by: Clarisse Thorn
Note: This post was originally featured on Role/Reboot and was republished with permission. You can find the original here.
Have you ever been involved with someone you were totally into, who seemed much less interested than you did? Or have you ever been with someone who was way more into you than you were into them? These situations happen to almost everyone eventually, and as a culture, we’ve devised a few ways to discuss them. For example, we have lingo like “friend zone” to indicate a person who’s pining after a friend. What’s hard is finding good advice on how to deal with those relationships—from either position.
Values like “equality” and “egalitarianism” are deeply embedded in U.S. culture. This, among other factors, makes it difficult to talk about power differentials in relationships. A lot of the time, the instinct seems to be to ignore a given power differential, because it’s uncomfortable to think about it. And I guess that for some couples, that works. At least, it works inasmuch as they can make the relationship function without talking about it…sometimes only barely, but it functions. In my experience, though, it’s best to have some mutual awareness and communication of what’s going on within a power differential, because in that case, it’s easier to be gentle and responsible with our partners.
Outsiders are often quick to condemn such relationships. But these arrangements have always struck me as incredibly contextual; they’re dependent on how much genuine respect the partners have for each other, and the depth of their communication…as with any relationship.
I see “mixed-investment” relationships, where one partner is way more into the other, as part of this tapestry. For one thing, there’s the one-way street question: Does the person who’s less invested always have more power? Sometimes, the partner who’s less invested will spend so much time feeling anxious about hurting the other partner that they strongly limit their own actions.
In all relationships containing a strong power differential, there’s a question of when (if ever) the “powerful” partner has a responsibility to end things with the “less powerful” partner. In the case of mixed-investment relationships, I think there often comes a point where the more “powerful” partner can too easily abuse the other partner’s affections, and thus has a responsibility to end it. Detecting that point can be difficult, though.
Often, this is complicated by the fact that a more-invested partner can tell that the other partner is less invested—and will become anxious about “scaring them off.” Being in love with someone means wanting to spend time with them, and wanting to spare them pain. Say I’m totally in love with some guy who is Not That Into Me. If it’s obvious to me that showing a guy how much I like him could make him feel uncomfortable and cause him to limit his time with me, then my natural instinct will be to hide my investment.

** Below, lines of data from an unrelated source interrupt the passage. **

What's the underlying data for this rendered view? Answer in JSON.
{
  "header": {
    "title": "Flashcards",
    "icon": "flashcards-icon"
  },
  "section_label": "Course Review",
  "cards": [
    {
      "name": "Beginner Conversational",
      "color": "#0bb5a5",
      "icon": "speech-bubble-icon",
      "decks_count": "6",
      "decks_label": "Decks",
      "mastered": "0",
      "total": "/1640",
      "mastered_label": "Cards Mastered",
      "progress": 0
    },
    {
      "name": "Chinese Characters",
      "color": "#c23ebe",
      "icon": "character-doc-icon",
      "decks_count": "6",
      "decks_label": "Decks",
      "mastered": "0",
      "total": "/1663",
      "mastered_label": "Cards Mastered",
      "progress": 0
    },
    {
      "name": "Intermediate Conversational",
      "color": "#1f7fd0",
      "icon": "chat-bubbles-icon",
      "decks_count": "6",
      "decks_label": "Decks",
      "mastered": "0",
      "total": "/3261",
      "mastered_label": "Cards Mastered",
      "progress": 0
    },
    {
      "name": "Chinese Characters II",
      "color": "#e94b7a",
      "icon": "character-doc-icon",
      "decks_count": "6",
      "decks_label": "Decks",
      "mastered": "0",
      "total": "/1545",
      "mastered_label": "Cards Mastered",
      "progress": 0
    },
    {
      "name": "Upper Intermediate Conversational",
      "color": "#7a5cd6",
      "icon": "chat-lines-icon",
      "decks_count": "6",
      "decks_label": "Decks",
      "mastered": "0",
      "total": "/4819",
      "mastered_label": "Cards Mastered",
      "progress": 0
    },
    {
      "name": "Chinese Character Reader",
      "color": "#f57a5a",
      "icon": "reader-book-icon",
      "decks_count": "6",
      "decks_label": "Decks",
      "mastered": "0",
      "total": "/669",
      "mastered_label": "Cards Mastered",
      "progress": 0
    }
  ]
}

It’s easy to say that I “should” be open about my feelings with him…but most of us have faced this choice before, and know how hard it is.
Another complication is that sometimes, the relationship mismatch will change or flip over time. I chased my first boyfriend for years before he committed to me, but a few years after that, I was the one who dumped him and he was the one who was devastated.
I’ve known people who felt that every time a relationship is uneven, it’s the more invested partner’s responsibility to end it. But again, if we place these relationships within a wider context, it becomes clear that they’re just another kind of relationship with a power differential. Like the others, it’s a question of communication and respect. If both partners respect and value each other, then a mixed-investment relationship doesn’t have to be a problem. The problems come in when partners aren’t transparent about their expectations, and don’t stay aware of what they need.
So perhaps the best advice to give people in a mixed-investment relationship would be thoughts like:
- Know what you want, and what you are willing to give.
- If you want the relationship to develop further, and your partner makes it clear that it won’t, then perhaps it’s time to evaluate walking away.
- If you don’t want the relationship to develop further, and your partner does, then making that clear is very important.
- Relationships like these can often feel like a “waste of time” to the more-invested partner. Are they? It’s a question each person should ask themselves.
- Relationships like these can also be stressful on the less-invested partner. Are you worrying a lot about whether your partner’s feelings are too strong? That’s another question people can ask themselves.
More thoughts are always welcome. How would you advise a person in a mixed-investment relationship?
Clarisse Thorn is a feminist, sex-positive educator who has delivered sexuality workshops to museums and universities across the USA. Her new book, Confessions of a Pickup Artist Chaser: Long Interviews With Hideous Men, is now available for Amazon Kindle as well as every other ebook format at Smashwords; you can even buy an actual paperback. In 2009, Clarisse created and curated the original, ongoing Sex+++ sex-positive documentary film series at Chicago’s Jane Addams Hull-House Museum. She has also volunteered as an archivist, curator and fundraiser for that venerable S&M institution, the Leather Archives & Museum. In 2010, Clarisse returned from working on HIV mitigation in southern Africa. Clarisse’s writing has appeared all over the Internet. She blogs at clarissethorn.com, and she tweets @clarissethorn. Download a free sample of her next book: The S&M Feminist: Best Of Clarisse Thorn.